Reminded at Depth that Tarot is No Thing with Which to Fuck Around

About a year ago towards the end of June 2013, I finally started to paint my Tarot deck. I knew at the time that I was undertaking the largest and most challenging body of work of my entire career, but I had no idea that by the time a year had passed I would find myself so psychically and emotionally drained.

I think of my Tarot as one work of art made up of 22 paintings, each of which is 5 feet high and 3 ½ feet wide. Aside from the basic fact that undertaking one work that is in total 73.33 feet long and 5 feet tall is a hell of a lot of hard work. In retrospect, this series was incredibly demanding in terms of finances, material, and labor. This does not include the cost of a full time studio assistant and a DUMBO studio. That’s the easy part.

When I first started the series, the card imagery veritably poured out of me in spite of working with a totally repaired rotator cuff on my left arm which I had dislocated from the shoulder. I would work on three or four at a time, take a brief break from the Cards to paint a landscape or two – memories from the south of France – and then dive back in. I hardly needed to look at the paintings; they were just right.

It is a year later. Yesterday I completed Judgment. Both The Lovers and The Wheel of Fortune are nearly complete and The World is well underway and I just started my last card, Strength.

Until recently, the paintings were still flowing; I did not need to think about them nor was I exhausted at the end of the day. These last five paintings are more demanding than the first 17. However, as with anything else I do, once I have committed I will see a project through. I will finish the entire series of 22 Major Arcana, and I have every intention of doing so by the end of the month.

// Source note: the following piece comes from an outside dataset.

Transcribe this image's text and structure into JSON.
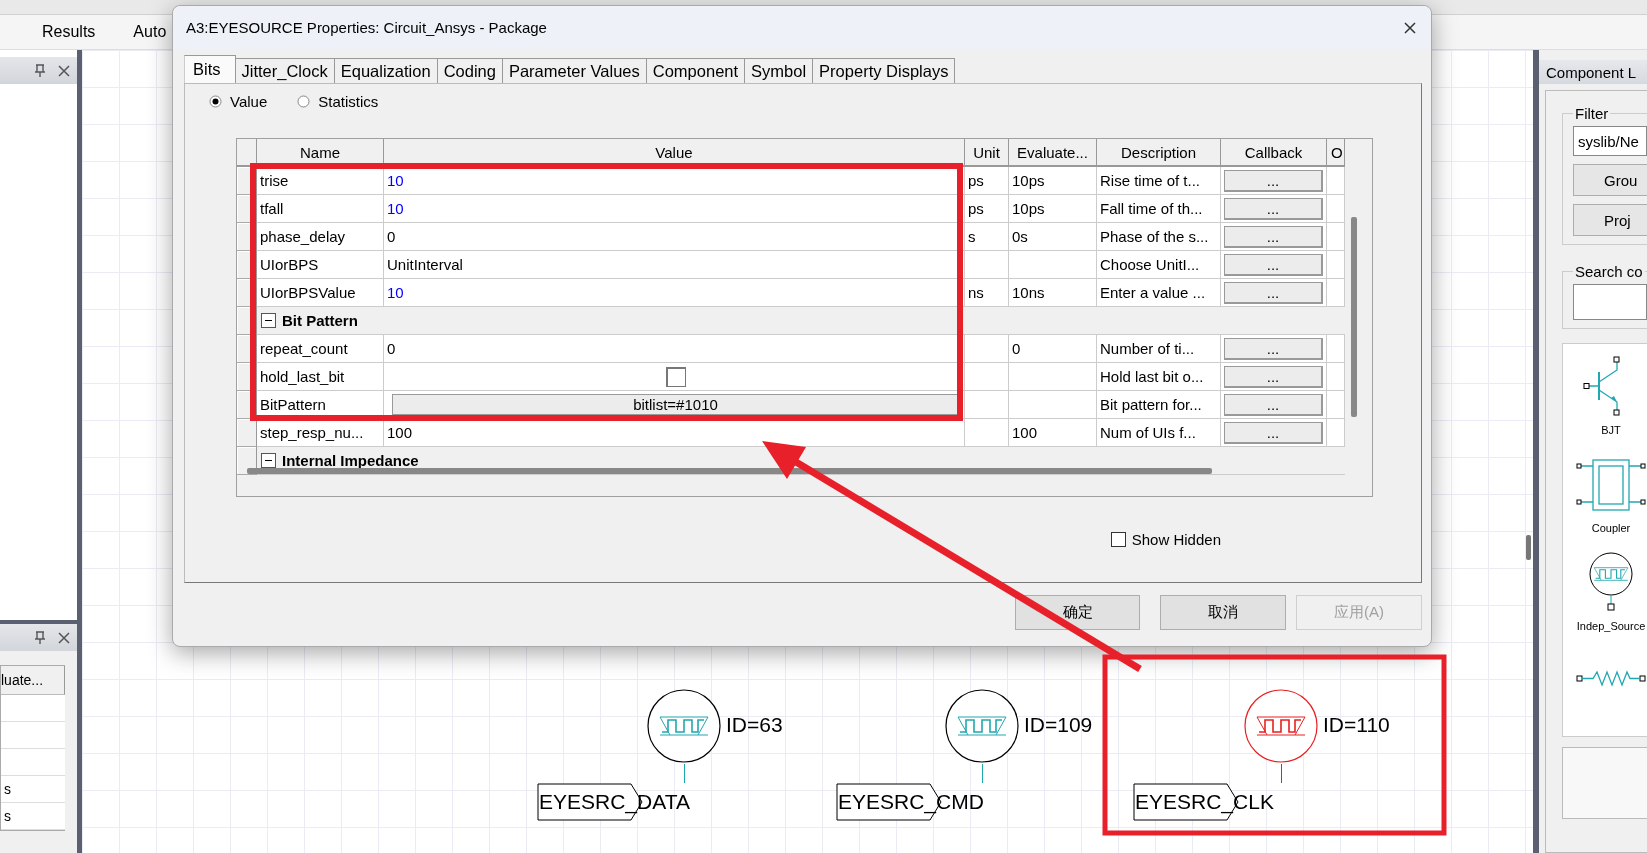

This level of exhaustion reminds me of the result of having harkened to my mentor, Jan Cox, at the School of the Museum of Fine Arts, Boston. Jan said “You cannot think of yourself as a printmaker unless you print an entire edition in one day.” I hand-printed an entire edition of 40 stone lithographs by myself in one day. I went upstairs to the Museum School Gallery, laid my head on the soft stone floor and passed out for four hours.


For an in-depth statement about the genesis and development of the series, please see the project specific statement.